### WHAT TO WORK ON:
Everything in the records must be reproduced exactly, except for the pictures.

### GIVEN INFORMATION:
• • • • •

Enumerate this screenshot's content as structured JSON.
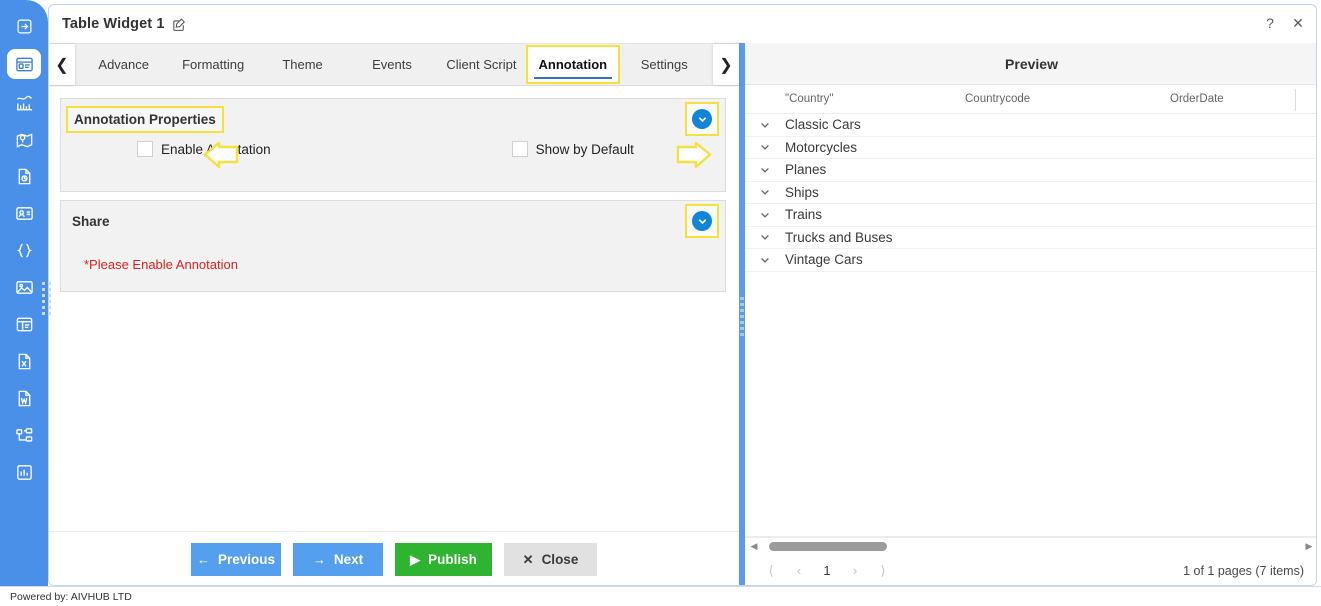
{
  "rail": {
    "items": [
      {
        "icon": "export-arrow-icon",
        "name": "sidebar-item-export"
      },
      {
        "icon": "widget-card-icon",
        "name": "sidebar-item-widget"
      },
      {
        "icon": "chart-trend-icon",
        "name": "sidebar-item-chart"
      },
      {
        "icon": "map-pin-icon",
        "name": "sidebar-item-map"
      },
      {
        "icon": "document-refresh-icon",
        "name": "sidebar-item-document"
      },
      {
        "icon": "contact-card-icon",
        "name": "sidebar-item-contact"
      },
      {
        "icon": "code-braces-icon",
        "name": "sidebar-item-code"
      },
      {
        "icon": "image-icon",
        "name": "sidebar-item-image"
      },
      {
        "icon": "layout-panel-icon",
        "name": "sidebar-item-layout"
      },
      {
        "icon": "excel-file-icon",
        "name": "sidebar-item-excel"
      },
      {
        "icon": "word-file-icon",
        "name": "sidebar-item-word"
      },
      {
        "icon": "hierarchy-icon",
        "name": "sidebar-item-hierarchy"
      },
      {
        "icon": "analytics-icon",
        "name": "sidebar-item-analytics"
      }
    ]
  },
  "titlebar": {
    "title": "Table Widget 1",
    "edit_icon": "pencil-square-icon",
    "help_label": "?",
    "close_label": "✕"
  },
  "tabs": {
    "prev_arrow": "❮",
    "next_arrow": "❯",
    "items": [
      {
        "label": "Advance",
        "active": false
      },
      {
        "label": "Formatting",
        "active": false
      },
      {
        "label": "Theme",
        "active": false
      },
      {
        "label": "Events",
        "active": false
      },
      {
        "label": "Client Script",
        "active": false
      },
      {
        "label": "Annotation",
        "active": true
      },
      {
        "label": "Settings",
        "active": false
      }
    ]
  },
  "sections": {
    "annotation": {
      "title": "Annotation Properties",
      "collapse_icon": "chevron-down-icon",
      "checkboxes": [
        {
          "label": "Enable Annotation",
          "checked": false
        },
        {
          "label": "Show by Default",
          "checked": false
        }
      ]
    },
    "share": {
      "title": "Share",
      "collapse_icon": "chevron-down-icon",
      "warning": "*Please Enable Annotation"
    }
  },
  "actions": [
    {
      "label": "Previous",
      "icon": "←",
      "style": "blue",
      "name": "previous-button"
    },
    {
      "label": "Next",
      "icon": "→",
      "style": "blue",
      "name": "next-button"
    },
    {
      "label": "Publish",
      "icon": "▶",
      "style": "green",
      "name": "publish-button"
    },
    {
      "label": "Close",
      "icon": "✕",
      "style": "grey",
      "name": "close-button"
    }
  ],
  "preview": {
    "title": "Preview",
    "columns": [
      "\"Country\"",
      "Countrycode",
      "OrderDate"
    ],
    "rows": [
      {
        "label": "Classic Cars"
      },
      {
        "label": "Motorcycles"
      },
      {
        "label": "Planes"
      },
      {
        "label": "Ships"
      },
      {
        "label": "Trains"
      },
      {
        "label": "Trucks and Buses"
      },
      {
        "label": "Vintage Cars"
      }
    ],
    "expand_icon": "chevron-down-icon",
    "hscroll": {
      "left_arrow": "◀",
      "right_arrow": "▶"
    },
    "pager": {
      "first": "⟨",
      "prev": "‹",
      "current": "1",
      "next": "›",
      "last": "⟩",
      "info": "1 of 1 pages (7 items)"
    }
  },
  "footer": {
    "text": "Powered by: AIVHUB LTD"
  },
  "colors": {
    "rail_blue": "#4a90e8",
    "accent_blue": "#1285d8",
    "highlight_yellow": "#f5e03c",
    "publish_green": "#2eb430",
    "warning_red": "#e02222"
  }
}
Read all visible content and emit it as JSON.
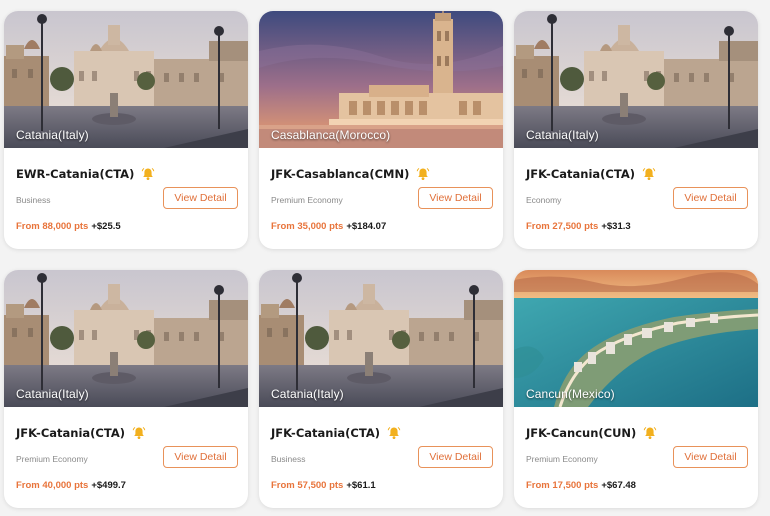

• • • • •

### SOLUTION:
Enumerate this screenshot's content as structured JSON.
{
  "rail": {
    "items": [
      {
        "icon": "export-arrow-icon",
        "name": "sidebar-item-export"
      },
      {
        "icon": "widget-card-icon",
        "name": "sidebar-item-widget"
      },
      {
        "icon": "chart-trend-icon",
        "name": "sidebar-item-chart"
      },
      {
        "icon": "map-pin-icon",
        "name": "sidebar-item-map"
      },
      {
        "icon": "document-refresh-icon",
        "name": "sidebar-item-document"
      },
      {
        "icon": "contact-card-icon",
        "name": "sidebar-item-contact"
      },
      {
        "icon": "code-braces-icon",
        "name": "sidebar-item-code"
      },
      {
        "icon": "image-icon",
        "name": "sidebar-item-image"
      },
      {
        "icon": "layout-panel-icon",
        "name": "sidebar-item-layout"
      },
      {
        "icon": "excel-file-icon",
        "name": "sidebar-item-excel"
      },
      {
        "icon": "word-file-icon",
        "name": "sidebar-item-word"
      },
      {
        "icon": "hierarchy-icon",
        "name": "sidebar-item-hierarchy"
      },
      {
        "icon": "analytics-icon",
        "name": "sidebar-item-analytics"
      }
    ]
  },
  "titlebar": {
    "title": "Table Widget 1",
    "edit_icon": "pencil-square-icon",
    "help_label": "?",
    "close_label": "✕"
  },
  "tabs": {
    "prev_arrow": "❮",
    "next_arrow": "❯",
    "items": [
      {
        "label": "Advance",
        "active": false
      },
      {
        "label": "Formatting",
        "active": false
      },
      {
        "label": "Theme",
        "active": false
      },
      {
        "label": "Events",
        "active": false
      },
      {
        "label": "Client Script",
        "active": false
      },
      {
        "label": "Annotation",
        "active": true
      },
      {
        "label": "Settings",
        "active": false
      }
    ]
  },
  "sections": {
    "annotation": {
      "title": "Annotation Properties",
      "collapse_icon": "chevron-down-icon",
      "checkboxes": [
        {
          "label": "Enable Annotation",
          "checked": false
        },
        {
          "label": "Show by Default",
          "checked": false
        }
      ]
    },
    "share": {
      "title": "Share",
      "collapse_icon": "chevron-down-icon",
      "warning": "*Please Enable Annotation"
    }
  },
  "actions": [
    {
      "label": "Previous",
      "icon": "←",
      "style": "blue",
      "name": "previous-button"
    },
    {
      "label": "Next",
      "icon": "→",
      "style": "blue",
      "name": "next-button"
    },
    {
      "label": "Publish",
      "icon": "▶",
      "style": "green",
      "name": "publish-button"
    },
    {
      "label": "Close",
      "icon": "✕",
      "style": "grey",
      "name": "close-button"
    }
  ],
  "preview": {
    "title": "Preview",
    "columns": [
      "\"Country\"",
      "Countrycode",
      "OrderDate"
    ],
    "rows": [
      {
        "label": "Classic Cars"
      },
      {
        "label": "Motorcycles"
      },
      {
        "label": "Planes"
      },
      {
        "label": "Ships"
      },
      {
        "label": "Trains"
      },
      {
        "label": "Trucks and Buses"
      },
      {
        "label": "Vintage Cars"
      }
    ],
    "expand_icon": "chevron-down-icon",
    "hscroll": {
      "left_arrow": "◀",
      "right_arrow": "▶"
    },
    "pager": {
      "first": "⟨",
      "prev": "‹",
      "current": "1",
      "next": "›",
      "last": "⟩",
      "info": "1 of 1 pages (7 items)"
    }
  },
  "footer": {
    "text": "Powered by: AIVHUB LTD"
  },
  "colors": {
    "rail_blue": "#4a90e8",
    "accent_blue": "#1285d8",
    "highlight_yellow": "#f5e03c",
    "publish_green": "#2eb430",
    "warning_red": "#e02222"
  }
}
Read all visible content and emit it as JSON.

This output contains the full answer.